PROBLEM STATEMENT: Report back each line of the records that contains the string "picture".

MATERIAL FOR THE TASK:
------------

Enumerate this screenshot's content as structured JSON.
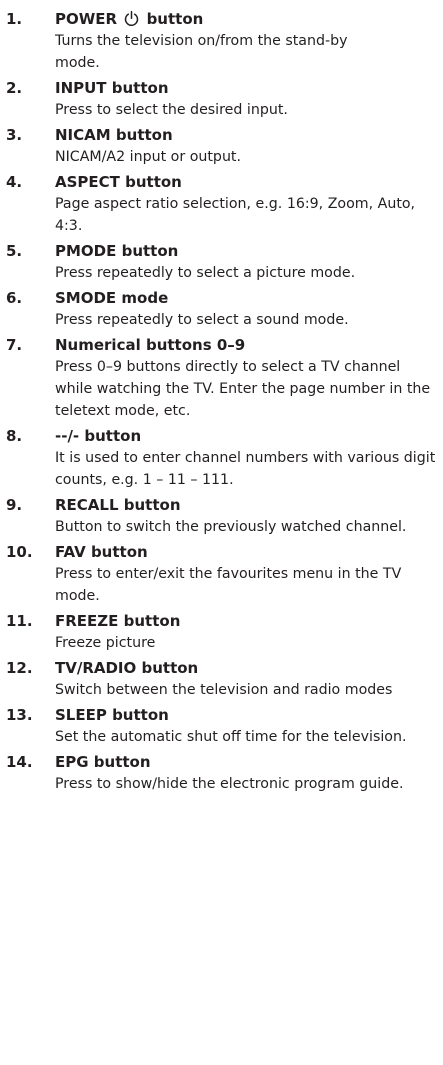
{
  "items": [
    {
      "num": "1.",
      "title_before": "POWER",
      "title_after": "button",
      "desc": "Turns the television on/from the stand-by mode."
    },
    {
      "num": "2.",
      "title": "INPUT button",
      "desc": "Press to select the desired input."
    },
    {
      "num": "3.",
      "title": "NICAM button",
      "desc": "NICAM/A2 input or output."
    },
    {
      "num": "4.",
      "title": "ASPECT button",
      "desc": "Page aspect ratio selection, e.g. 16:9, Zoom, Auto, 4:3."
    },
    {
      "num": "5.",
      "title": "PMODE button",
      "desc": "Press repeatedly to select a picture mode."
    },
    {
      "num": "6.",
      "title": "SMODE mode",
      "desc": "Press repeatedly to select a sound mode."
    },
    {
      "num": "7.",
      "title": "Numerical buttons 0–9",
      "desc": "Press 0–9 buttons directly to select a TV channel while watching the TV. Enter the page number in the teletext mode, etc."
    },
    {
      "num": "8.",
      "title": "--/- button",
      "desc": "It is used to enter channel numbers with various digit counts, e.g. 1 – 11 – 111."
    },
    {
      "num": "9.",
      "title": "RECALL button",
      "desc": "Button to switch the previously watched channel."
    },
    {
      "num": "10.",
      "title": "FAV button",
      "desc": "Press to enter/exit the favourites menu in the TV mode."
    },
    {
      "num": "11.",
      "title": "FREEZE button",
      "desc": "Freeze picture"
    },
    {
      "num": "12.",
      "title": "TV/RADIO button",
      "desc": "Switch between the television and radio modes"
    },
    {
      "num": "13.",
      "title": "SLEEP button",
      "desc": "Set the automatic shut off time for the television."
    },
    {
      "num": "14.",
      "title": "EPG button",
      "desc": "Press to show/hide the electronic program guide."
    }
  ],
  "icons": {
    "power": "power-symbol-icon"
  }
}
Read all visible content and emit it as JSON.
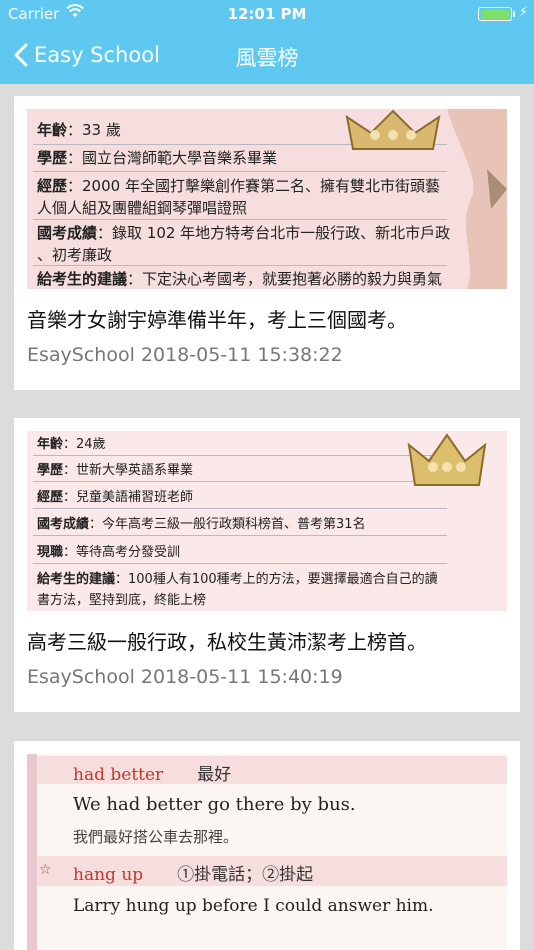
{
  "status_bar": {
    "carrier": "Carrier",
    "time": "12:01 PM"
  },
  "nav": {
    "back_label": "Easy School",
    "title": "風雲榜"
  },
  "articles": [
    {
      "title": "音樂才女謝宇婷準備半年，考上三個國考。",
      "meta": "EsaySchool 2018-05-11 15:38:22",
      "image_lines": [
        {
          "label": "年齡",
          "text": "：33 歲"
        },
        {
          "label": "學歷",
          "text": "：國立台灣師範大學音樂系畢業"
        },
        {
          "label": "經歷",
          "text": "：2000 年全國打擊樂創作賽第二名、擁有雙北市街頭藝"
        },
        {
          "label": "",
          "text": "人個人組及團體組鋼琴彈唱證照"
        },
        {
          "label": "國考成績",
          "text": "：錄取 102 年地方特考台北市一般行政、新北市戶政"
        },
        {
          "label": "",
          "text": "、初考廉政"
        },
        {
          "label": "給考生的建議",
          "text": "：下定決心考國考，就要抱著必勝的毅力與勇氣"
        }
      ]
    },
    {
      "title": "高考三級一般行政，私校生黃沛潔考上榜首。",
      "meta": "EsaySchool 2018-05-11 15:40:19",
      "image_lines": [
        {
          "label": "年齡",
          "text": "：24歲"
        },
        {
          "label": "學歷",
          "text": "：世新大學英語系畢業"
        },
        {
          "label": "經歷",
          "text": "：兒童美語補習班老師"
        },
        {
          "label": "國考成績",
          "text": "：今年高考三級一般行政類科榜首、普考第31名"
        },
        {
          "label": "現職",
          "text": "：等待高考分發受訓"
        },
        {
          "label": "給考生的建議",
          "text": "：100種人有100種考上的方法，要選擇最適合自己的讀"
        },
        {
          "label": "",
          "text": "書方法，堅持到底，終能上榜"
        }
      ]
    },
    {
      "image_lines": [
        {
          "label": "had better",
          "text": "最好"
        },
        {
          "label": "",
          "text": "We had better go there by bus."
        },
        {
          "label": "",
          "text": "我們最好搭公車去那裡。"
        },
        {
          "label": "hang up",
          "text": "①掛電話；②掛起"
        },
        {
          "label": "",
          "text": "Larry hung up before I could answer him."
        }
      ]
    }
  ],
  "colors": {
    "nav_bg": "#5ec8f0",
    "page_bg": "#dcdcdc",
    "meta_text": "#777777"
  }
}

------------

SOLUTION FOR THIS EXERCISE:
      "desc": "Press repeatedly to select a picture mode."
      "desc": "Freeze picture"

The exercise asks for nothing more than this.